1) Vincent Van Gogh painted "Starry Night" in 1889 from a room in the mental asylum at Saint-Remy where was recovering from mental illness and his ear amputation. 2) Van Gogh painted the view from his east-facing window in the asylum 21 times. Although the series depicts various times of day and night and different weather conditions, all the works include the line of rolling hills in the distance. None show the bars on the window of his room. 3) The artist considered "The Starry Night," which one day would rank among his most famous works, to be a failure, according to what he wrote to his brother. 4) Physicist Jose Luis Aragon compared the turbulent play of light and dark in such works as "Starry Night" to the mathematical expression of turbulence in such natural occurrences as as whirlpools and air streams. He found they matched very closely. Two other Van Gogh paintings from 1890, WheatField with Crows and Road with Cypress and Star also feature this mathematical parallel. Aragon suggests that since the artist created these particular artworks during periods of extreme mental agitation, Van Gogh was uniquely able to accurately communication that agitation using precise gradations of luminescence. 5) Analysts of "Starry Night" emphasize the symbolism of the stylized cypress tree in the foreground, linking it to death and Van Gogh's eventual suicide. However, the cypress also represents immortality. In the painting, the tree reaches into the sky, serving as a direct connection between the earth and the heavens. The artist may have been making more of a hopeful statement than many credit him with.

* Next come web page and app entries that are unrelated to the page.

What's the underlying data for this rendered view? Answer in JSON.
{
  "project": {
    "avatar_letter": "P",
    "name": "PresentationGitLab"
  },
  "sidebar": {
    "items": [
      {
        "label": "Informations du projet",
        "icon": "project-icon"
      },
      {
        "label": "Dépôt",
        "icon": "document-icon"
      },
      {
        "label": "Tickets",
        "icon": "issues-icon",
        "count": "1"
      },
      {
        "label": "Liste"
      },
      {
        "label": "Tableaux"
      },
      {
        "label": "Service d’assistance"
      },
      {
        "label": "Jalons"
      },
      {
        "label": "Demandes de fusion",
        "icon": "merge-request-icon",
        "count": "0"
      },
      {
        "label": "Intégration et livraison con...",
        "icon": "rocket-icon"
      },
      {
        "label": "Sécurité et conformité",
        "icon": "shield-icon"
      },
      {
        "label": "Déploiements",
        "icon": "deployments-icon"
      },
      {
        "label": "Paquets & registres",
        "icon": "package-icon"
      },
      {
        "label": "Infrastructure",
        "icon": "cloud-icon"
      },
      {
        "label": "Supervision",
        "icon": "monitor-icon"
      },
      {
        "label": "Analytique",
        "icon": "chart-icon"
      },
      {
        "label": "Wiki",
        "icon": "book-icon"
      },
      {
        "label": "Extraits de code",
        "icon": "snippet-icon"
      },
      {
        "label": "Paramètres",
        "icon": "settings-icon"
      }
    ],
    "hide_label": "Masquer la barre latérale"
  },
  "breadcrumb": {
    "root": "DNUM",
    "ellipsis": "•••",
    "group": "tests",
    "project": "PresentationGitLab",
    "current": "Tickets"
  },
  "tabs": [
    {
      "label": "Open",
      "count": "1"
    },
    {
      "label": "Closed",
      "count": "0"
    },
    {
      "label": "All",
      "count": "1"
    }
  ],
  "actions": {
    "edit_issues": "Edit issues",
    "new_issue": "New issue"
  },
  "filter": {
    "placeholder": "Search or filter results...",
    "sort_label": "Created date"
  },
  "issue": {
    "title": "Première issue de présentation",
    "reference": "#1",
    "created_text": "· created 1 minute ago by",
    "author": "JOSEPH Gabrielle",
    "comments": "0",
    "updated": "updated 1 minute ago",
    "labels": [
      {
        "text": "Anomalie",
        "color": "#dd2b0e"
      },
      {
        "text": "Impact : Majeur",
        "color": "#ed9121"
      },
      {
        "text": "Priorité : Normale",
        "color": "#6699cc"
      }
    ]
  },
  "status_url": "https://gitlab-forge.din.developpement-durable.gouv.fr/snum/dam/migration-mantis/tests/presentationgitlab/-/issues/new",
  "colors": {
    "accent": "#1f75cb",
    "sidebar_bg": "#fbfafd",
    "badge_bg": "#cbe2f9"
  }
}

This positive interpretation of the cypress symbolism hearkens back to a letter to his brother in which the artist likened death to a train that travels to the stars. 6) In his 2015 book, "Cosmographics," Michael Benson contends that the inspiration behind the distinctive swirls in the sky of Van Gogh's "Starry Night" is an 1845 drawing by astronomer William Parsons, Earl of Rosse, of the Whirlpool Galaxy. 7) Research has confirmed that the dominant morning star in the painting is actually Venus, which was in a similar position at the time Van Gogh was working on "Starry Night," and it would have shone brightly, just as Van Gogh painted it. 8) The moon in the painting would not have been in the crescent phase as shown at the time Van Gogh painted "Starry Night." In reality, it would have been gibbous, or about three-quarters full. 9) Pathologist Paul Wolf postulated in 2001 that the artist's fondness for yellow in paintings like "Starry Night" resulted from taking too much digitalis, a treatment in his day for epilepsy. 10) Where is Vincent van Gogh Starry Night painting? the Vincent van Gogh night stars painting has been in the permanent collection of the Museum of Modern Art in New York City since 1941. 041b061a72